Various request, questions and concerns have reached us over time. This page constitutes an attempt to collect the answers to make them readily available to all participants.
Time-since-stroke (TSS), Time-to-treatment (TTT) and the TICI score. Do not use the mRS, as this constitutes as the clinical outcome measure the target of task II and hence won't be provided with the testing set.
No. The mRS is the target of task II and hence won't be provided with the testing set.
For each patient, a 90-day follow-up scan was acquired, which is assumed to show the final lesion extend. In this sequence one (training set) respectively two (testing set) experienced raters delineated the final lesion extend.
The anatomical follow up scan was non-rigidly registered to the acute ADC sequence and the expert segmentation transformed accordingly with nearest-neighbor interpolation.
Experiences raters created the expert segmentation. Although each registration was visually rated, some errors might be introduced by 1. the registration to the acute ADC sequence, 2. the interpolation and 3. the partially substantial changes to the brain's anatomy. Please keep in mind that the final lesion cannot be assumed to fit the acute diffusion lesion nor the acute perfusion lesion.
Yes, but we would welcome if you note the fact in your results.

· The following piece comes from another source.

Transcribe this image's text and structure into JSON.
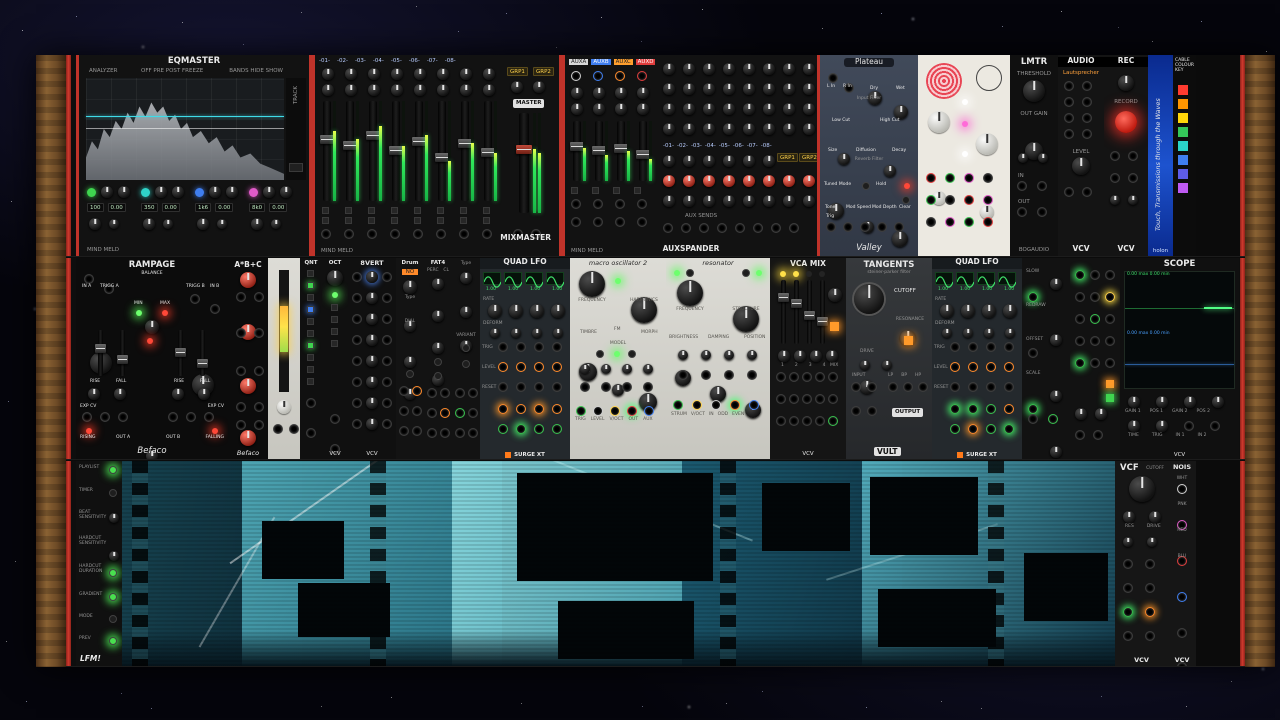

Please feel free to ignore the "Lyse type" column in the table. It should not be in there and constitutes a mishap by one of our data contributors.
Our data contributors failed to recover the TTT values for these cases. We decided for leave them in for all teams not using the clinical parameters at all. If you choose to employ this clinical parameter in your method you can either (a) remove these three cases from the training set or (b) artificially assume the average TTT over all other cases to be a sufficient approximation of the missing values. In the test data, all cases will be provided with TSS, TICI and TTT values.
Medical Image Computing is rather similar to the classical Computer Vision, but differs in some concrete points such as this.
For the physician, the presence and location of the acute lesion is rather obvious and all current stroke treatment protocols involve a visual check of the MRI data. What he doesn't know, is how the stroke outcome is likely to be under different conditions (which treatment, which stroke, etc.) but nevertheless he has to a potentially fatal decision as fast as possible.
Now, the already necrotic tissue (the ischemic stroke core) and the underperfused but-yet-alive tissue (the penumbra) are assumed to be quantifiable (albeit not easily) in the acute image.
We go a step further and follow a theory that presumes that, given clinical parameters such as the stroke age (TSS) and the treatment success (TICI score), the final lesion and probably even clinical outcome can be predicted.
Here, computer vision meets the medical approach: Pure learning methods, such as CNN, might well be able to give good predictions (and I personally think they will). But a good model of stroke evolution, constructed with a sound background knowledge of the physical processes involved, might equally win.
Feel free to treat the challenge as a pure computer vision problem. It would be very interesting to see, what these method can achieve.
There is a difference between outcome (be it lesion or clinical) under UNTREATED conditions and outcome under certain TREATMENT conditions. The untreated lesion outcome is assumed to coincide with the perfusion lesion (penumbra and core together) and can presumably be deduced directly from the acute PWI scans. This was, e.g., the task of last years ISLES 2015 - SPES challenge. The good results obtained by many methods show that this is indeed possible.
But the treating physician is not interested in the untreated outcome, but rather in the potential benefit of treating the stroke (e.g. by thrombolysis or thrombectomy). Important is that these treatments are by no means risk-free (they can easily lead to haemorrhages and subsequently death or worse clinical outcome) and should only ever be performed when the potential benefit outweighs the risks. Furthermore, there are not always successful (see wide range of TICI scores).
So what if the physician could, after acquiring the acute scans and assessing the TSS, quickly check when the next operation room might be made available (TTT) and compare the outcomes under successful (TICI=3) against unsuccessful (TICI=0) re-canalization to get a quantitative measure of the potential gain? This would allow him to make a performed treatment decision, possibly widening the treatment time window, raise the stroke treatment success and maybe even decrease mortality and disability rates.
Well, that is the vision, at least. At the time of assessment, the physician has TSS, can assume TTT and wants to compare different TICI scores. The mRS should, as detailed in response to your previous question, not be used.